Despite the rocky start they get off to upon meeting, Jean-Paul allows Elena to stay at Château Renard for the time being. Elena, who feels deeply intertwined with the vineyard is glad to be back, but also is keenly away from a spell lingering over the fields, which is contributing to the bad harvests. She’s eager to use her magic to lift the curses, but knows she must hide her magic from Jean-Paul, who denounces the superstitions of vine witches in the valley.
Meanwhile, Bastien and his new wife are on a mission to buy up the land in the area to expand their own wine-making business, which has become exceedingly popular during the time Elena was gone.
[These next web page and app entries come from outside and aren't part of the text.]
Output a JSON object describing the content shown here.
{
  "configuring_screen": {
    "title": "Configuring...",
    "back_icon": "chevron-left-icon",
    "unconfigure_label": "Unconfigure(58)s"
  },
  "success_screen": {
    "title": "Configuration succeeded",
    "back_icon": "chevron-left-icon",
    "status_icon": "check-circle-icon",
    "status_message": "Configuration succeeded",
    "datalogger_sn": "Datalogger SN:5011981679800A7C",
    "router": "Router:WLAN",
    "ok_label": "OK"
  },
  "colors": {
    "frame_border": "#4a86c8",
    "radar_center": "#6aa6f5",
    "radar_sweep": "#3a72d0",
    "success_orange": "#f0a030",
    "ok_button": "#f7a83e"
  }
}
For a while Elena hides her presence, not wanting Bastien to know she’s back for revenge, but eventually her identity is revealed, shocking even Elena as she uncovered the truth about her past.
As Elena comes to terms with her powers and grapples with her sparking romance with Jean-Paul, who is opening up to her supernatural world, she also must contend with the evil force that wants to do her in. When a surprising death lands Elena in magical jail, she becomes acquainted with Yvette, a rough and tumble young woman, and Sidra, a jinni. All three women have been accused of murder, but there is also their side of the story that is not give a voice. Their break-out links them together, leading to a bond that will continue to be called upon for the rest of the series.
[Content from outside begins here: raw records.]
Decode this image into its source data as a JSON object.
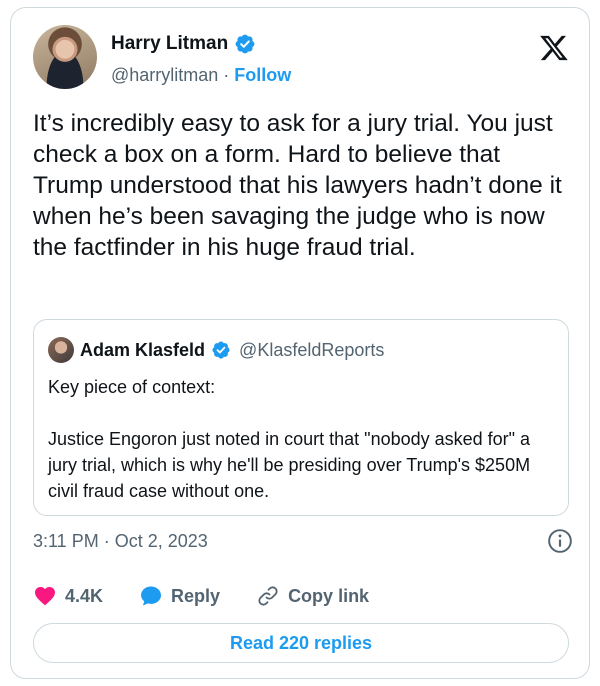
{
  "author": {
    "name": "Harry Litman",
    "handle": "@harrylitman",
    "separator": " · ",
    "follow_label": "Follow"
  },
  "tweet": {
    "text": "It’s incredibly easy to ask for a jury trial. You just check a box on a form. Hard to believe that Trump understood that his lawyers hadn’t done it when he’s been savaging the judge who is now the factfinder in his huge fraud trial.",
    "timestamp": "3:11 PM · Oct 2, 2023"
  },
  "quote": {
    "name": "Adam Klasfeld",
    "handle": "@KlasfeldReports",
    "line1": "Key piece of context:",
    "line2": "Justice Engoron just noted in court that \"nobody asked for\" a jury trial, which is why he'll be presiding over Trump's $250M civil fraud case without one."
  },
  "actions": {
    "likes": "4.4K",
    "reply_label": "Reply",
    "copy_label": "Copy link"
  },
  "read_replies_label": "Read 220 replies",
  "colors": {
    "accent": "#1d9bf0",
    "like": "#f91880",
    "muted": "#536471",
    "border": "#cfd9de"
  },
  "icons": [
    "verified-badge-icon",
    "x-logo-icon",
    "info-icon",
    "heart-icon",
    "reply-bubble-icon",
    "link-icon"
  ]
}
I won’t go further, as to not give spoilers, but from a magical perspective here are some of the things that I loved about the book. First of all, Smith really makes this magic feel real. While some of the magic is extraordinary, it’s grounded in magical theory and practice. For instance, Elena must take time to reunite with her magical tools and slowly regain her strength after coming back from the curse. There are limits to her powers and this prevents a sense of all-consuming, omnipotent magic dominating the story; it’s realistic.
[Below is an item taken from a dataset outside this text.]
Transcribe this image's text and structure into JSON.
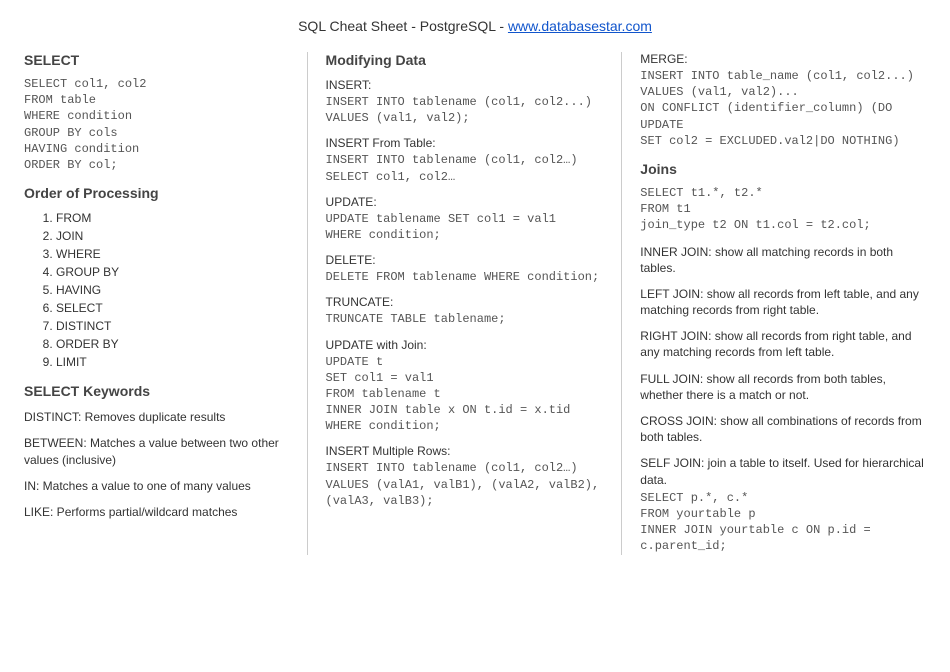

Additionally, the magic she does is deeply tied to the land, the vines, the animals, and her home, which I believe many witches can relate to in their own lives. Gardens, hillsides, rivers, and streams all become sacred places of power; nature and the elements are the foundation of witchcraft. You get a sense of this as you read, and it inspires one to reconnect with their landscape.
Plus, I found the concept of a vine witch to be fascinating, and it did leave me to wonder if this was ever a real thing. There was a sensuality about her connection to the wine, and the magic felt palpable, as though I could taste it as I read.
Another aspect that I really enjoyed was a local baking witch, whose pastries pointed the way to one’s true love based on their flavors. I enjoyed that there was an exploration of other types of witches, beyond the vine witches, all mixed into the story. It made the story feel imbued with sorcery, as the mundane world thrived without even realizing all the small charms and magical world around it.
I highly recommend The Vine Witch to anyone who enjoys supernatural fiction. As far as books about witches go, this is definitely one of my top five favorites. Smith has done a wonderful job of bringing to life the magic in the mundane. From cooking to gardening, this book will inspire you to include a few spells of your own in the daily routine.
Alanna Kali is an astrologer, numerologist, and pioneer spirit that loves to explore life through the lens of depth psychology. She has a passion for studying the humanities and social trends. Her academic work is centered upon reuniting body, mind, and spirit through eco-psychology. She loves reading, spending time in nature, and travel.